If you are requesting a set of numbers, it is helpful to the user to allow them to be provided in the above format. This is commonly seen in Microsoft Windows print dialog boxes, where the user can specify which pages to print. Once you have the information, you will generally need to use it to generate a collection containing all of the numbers, including those implied by the ranges. For example, the list above includes all of the values shown below:

1, 2, 4, 6, 7, 8, 9, 10, 12, 17, 19, 20, 21, 24, 25, 30

In this article we'll create a method that reverses the process described in the earlier one. We will take a string containing a list of values and ranges and produce an array containing the individual numbers.


Before we implement the ungrouping method, let's create a program that calls it and shows the results. Create a new console application solution and replace the automatically generated Main method with the code shown below:

static void Main(string[] args)
    string groups = "1-2, 4, 6-10, 12, 17, 19-21, 24-25, 30";

    int[] pages = UngroupPageNumbers(groups);

    Console.WriteLine("Grouped: {0}", groups);
    Console.WriteLine("Pages:   {0}", BuildList(pages));

static string BuildList(int[] items)
    return string.Join(", ", items.Select(x => x.ToString()).ToArray());

The new Main method creates a string containing a set of grouped page numbers. It then calls the method that we are about to create to generate an integer array fro the string. Finally, the original string and the numbers in the array are outputted to the console.

Creating the Method

We can now create the method that generates the page number array. The method will accept a string containing the grouped list and return an integer array.

Start by adding the empty method:

static int[] UngroupPageNumbers(string groups)

The first step to process the string is to split it into groups, based upon the position of commas. We can do this using the string class's Split method. This generates an array of smaller strings, which we'll loop through and process individually.

Add the following code to the UngroupPageNumbers method. It creates a generic list to hold the integers, splits the string and passes each item in turn to another method. The second method will process each group and add the page numbers to the list. The final line of the following code builds an array using the items from the completed list. This is returned as the method's final result.

var pages = new List<int>();

foreach (string group in groups.Split(','))
    AddGroup(group, pages);

return pages.ToArray();

Finally, we can create the method that processes a single group.
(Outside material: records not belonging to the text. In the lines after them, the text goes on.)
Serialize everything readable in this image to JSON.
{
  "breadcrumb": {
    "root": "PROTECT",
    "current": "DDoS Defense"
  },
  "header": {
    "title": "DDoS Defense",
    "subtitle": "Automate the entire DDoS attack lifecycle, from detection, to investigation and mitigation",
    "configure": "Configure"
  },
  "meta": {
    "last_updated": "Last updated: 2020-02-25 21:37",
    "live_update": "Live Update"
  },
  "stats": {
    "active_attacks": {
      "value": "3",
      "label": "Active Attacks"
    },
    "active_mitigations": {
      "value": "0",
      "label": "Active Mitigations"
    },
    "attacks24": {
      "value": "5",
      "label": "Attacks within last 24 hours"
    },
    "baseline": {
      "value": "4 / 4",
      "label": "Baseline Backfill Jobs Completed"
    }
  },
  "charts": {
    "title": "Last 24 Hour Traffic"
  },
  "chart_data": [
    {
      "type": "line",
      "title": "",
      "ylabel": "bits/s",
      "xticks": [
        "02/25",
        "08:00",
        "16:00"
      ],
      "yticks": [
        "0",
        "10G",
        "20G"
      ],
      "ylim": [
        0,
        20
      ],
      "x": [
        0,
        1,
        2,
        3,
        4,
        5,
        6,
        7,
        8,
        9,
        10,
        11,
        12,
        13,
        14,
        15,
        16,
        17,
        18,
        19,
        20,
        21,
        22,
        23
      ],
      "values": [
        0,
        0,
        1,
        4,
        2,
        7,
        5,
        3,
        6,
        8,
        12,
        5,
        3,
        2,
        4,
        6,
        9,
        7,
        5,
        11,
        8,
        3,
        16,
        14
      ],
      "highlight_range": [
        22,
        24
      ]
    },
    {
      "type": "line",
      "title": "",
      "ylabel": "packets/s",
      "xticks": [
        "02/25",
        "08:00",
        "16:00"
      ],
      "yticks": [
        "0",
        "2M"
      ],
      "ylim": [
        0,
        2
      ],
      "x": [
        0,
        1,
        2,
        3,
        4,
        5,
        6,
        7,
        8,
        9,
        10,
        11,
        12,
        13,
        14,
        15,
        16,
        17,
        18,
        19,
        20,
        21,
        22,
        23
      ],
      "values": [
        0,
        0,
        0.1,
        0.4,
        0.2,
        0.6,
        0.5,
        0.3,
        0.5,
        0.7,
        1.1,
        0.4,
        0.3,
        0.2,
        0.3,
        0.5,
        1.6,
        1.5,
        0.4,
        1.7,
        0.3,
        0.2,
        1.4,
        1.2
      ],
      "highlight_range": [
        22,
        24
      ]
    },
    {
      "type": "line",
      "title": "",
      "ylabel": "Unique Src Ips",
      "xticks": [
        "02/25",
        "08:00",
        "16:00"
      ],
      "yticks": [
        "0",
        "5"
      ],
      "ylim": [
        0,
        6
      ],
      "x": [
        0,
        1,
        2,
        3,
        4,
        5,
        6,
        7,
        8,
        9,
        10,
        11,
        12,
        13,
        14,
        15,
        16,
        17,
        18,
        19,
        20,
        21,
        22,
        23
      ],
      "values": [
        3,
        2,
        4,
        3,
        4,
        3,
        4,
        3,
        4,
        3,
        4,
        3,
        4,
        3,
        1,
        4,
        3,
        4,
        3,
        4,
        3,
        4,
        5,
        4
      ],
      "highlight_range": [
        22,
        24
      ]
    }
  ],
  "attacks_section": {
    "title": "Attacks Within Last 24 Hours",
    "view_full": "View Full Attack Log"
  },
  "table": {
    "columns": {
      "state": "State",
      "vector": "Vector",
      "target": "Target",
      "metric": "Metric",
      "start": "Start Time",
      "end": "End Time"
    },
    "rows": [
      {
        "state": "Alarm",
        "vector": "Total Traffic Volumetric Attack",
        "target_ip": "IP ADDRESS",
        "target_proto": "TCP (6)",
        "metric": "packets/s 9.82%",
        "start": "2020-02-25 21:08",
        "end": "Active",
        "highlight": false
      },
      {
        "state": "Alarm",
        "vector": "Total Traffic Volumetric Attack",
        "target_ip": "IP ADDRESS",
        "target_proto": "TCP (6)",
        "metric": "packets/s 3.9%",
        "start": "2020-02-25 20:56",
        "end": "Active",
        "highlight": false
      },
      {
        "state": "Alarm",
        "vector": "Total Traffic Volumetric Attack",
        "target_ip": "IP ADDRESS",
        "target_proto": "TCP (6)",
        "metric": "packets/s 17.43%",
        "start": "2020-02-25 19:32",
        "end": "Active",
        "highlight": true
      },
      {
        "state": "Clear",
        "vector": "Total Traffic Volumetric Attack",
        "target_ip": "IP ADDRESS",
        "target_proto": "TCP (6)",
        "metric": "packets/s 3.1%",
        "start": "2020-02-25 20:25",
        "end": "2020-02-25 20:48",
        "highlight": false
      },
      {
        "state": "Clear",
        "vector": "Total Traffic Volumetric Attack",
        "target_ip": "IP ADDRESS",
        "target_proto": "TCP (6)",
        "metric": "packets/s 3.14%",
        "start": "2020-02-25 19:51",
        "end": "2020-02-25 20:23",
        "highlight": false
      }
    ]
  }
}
The argument passed to the method will either contain a single number or a range, with the lower and upper bounds separated by a hyphen (-). We can use the string's Split method again, splitting on the hyphen. If it returns an array with one element, we know that the string contained a single value. If there are two elements, the string was a range. NB: This assumes that the input string is valid. In a real program you should include the validation that is omitted from these examples.

If the call to Split returns an array with two values, we'll convert both to integers that represent the lower and upper boundaries for a range. If the array contains a single element, the lower and upper bounds are the same. In either case, we can use these values to generate a continuous range with Enumerable.Range.

Add the following method to the code. This performs the above actions and adds the generated values to the collection.

static void AddGroup(string group, List<int> pages)
    var items = group.Split('-');
    int lower = int.Parse(items[0]);
    int upper = items.Length == 1 ? lower : int.Parse(items[1]);

    foreach (int i in Enumerable.Range(lower, 1 + upper - lower))

Testing the Program

You can now run the program to test the method. You should see the original string and the extracted numbers outputted to the console:

Grouped: 1-2, 4, 6-10, 12, 17, 19-21, 24-25, 30
Pages:   1, 2, 4, 6, 7, 8, 9, 10, 12, 17, 19, 20, 21, 24, 25, 30
6 March 2016